Eight tons of garbage dumped at illegal sitesPOSTED: 03/10/16 7:05 PM
St. Maarten News – The St. Maarten Nature Foundation has responded to reports of various illegal garbage dumps in different districts during the past couple of days. Concerned citizens have been reporting that both individuals and in some cases businesses have been dumping garbage in areas which are often close to residential areas.
“When we were made aware of the issue we surveyed the areas and indeed we found significant illegal dumping of garbage at various locations but in particular by the Belair Pond, which looks like construction garbage, and also by the Over the Bank area in Philipsburg. In particular the Over the Bank location, close to the Vineyard Building and various other office buildings and residential areas is very worrying, with an estimated 8 tons of garbage being dumped there,” said Nature Foundation Manager Tadzio Bervoets.
“We are calling on residents to be responsible when it comes to disposing their garbage. This is littering which is prohibited by law and which is an illegal act. We also urge our decision-makers to address this issue and to ensure that garbage collection occurs efficiently so as to avoid illegal garbage dumping. St. Maarten already has issues regarding waste management and this only compounds those issues,” continued Bervoets.
Illegally placed garbage has serious consequences both in ecological terms and on human health. Plastics endanger wildlife and ecosystems and remains in the environment for hundreds of years because it does not biodegrade. Toxins from decomposing garbage also effects environmental and human health, especially if it is in a location which is not managed as a landfill.

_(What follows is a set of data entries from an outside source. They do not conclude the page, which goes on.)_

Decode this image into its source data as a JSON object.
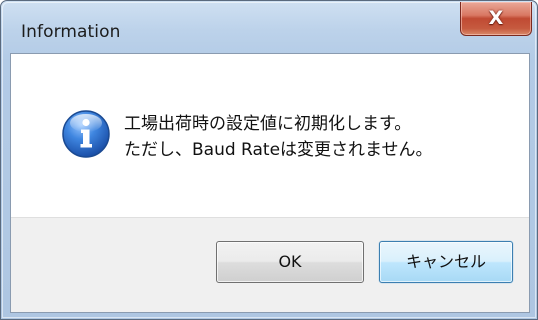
{
  "window": {
    "title": "Information",
    "close_label": "X"
  },
  "dialog": {
    "icon": "information-icon",
    "message_line1": "工場出荷時の設定値に初期化します。",
    "message_line2": "ただし、Baud Rateは変更されません。"
  },
  "buttons": {
    "ok_label": "OK",
    "cancel_label": "キャンセル"
  },
  "colors": {
    "title_bar": "#bcd2ea",
    "close_button": "#c65a3f",
    "info_icon": "#2a6fd0",
    "footer": "#f0f0f0",
    "default_button_border": "#3c7fb1"
  }
}
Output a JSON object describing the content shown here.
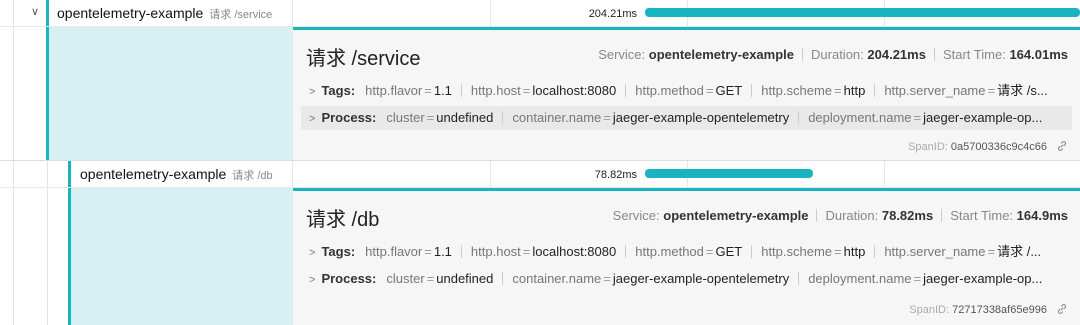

“Another serious consequence of illegally dumped garbage is that it is a breeding ground for mosquitoes and other pests. Particularly now when so much is being done to control the breeding mosquito population because of the Zika, Chikungunya and Dengue viruses these types of dumps are a significant health concern,” Bervoets said.

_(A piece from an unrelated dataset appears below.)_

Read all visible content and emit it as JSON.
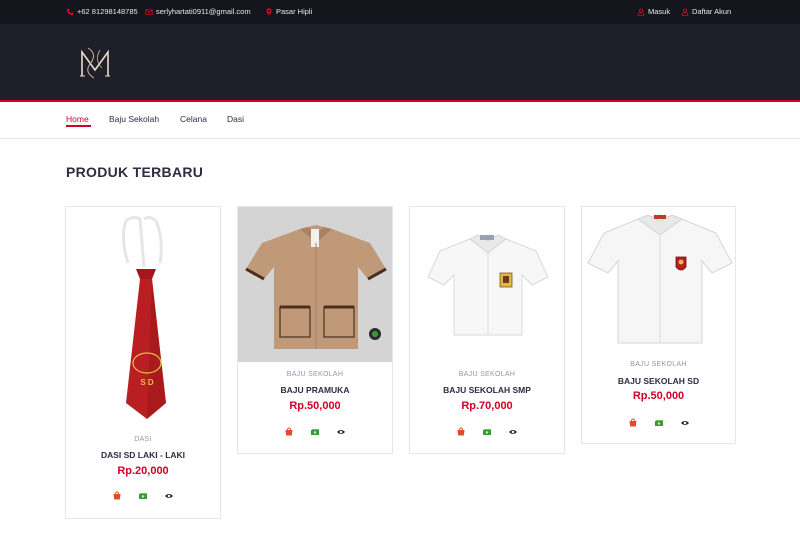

The Nature Foundation has contacted the authorities about clean-up and monitoring of the sites.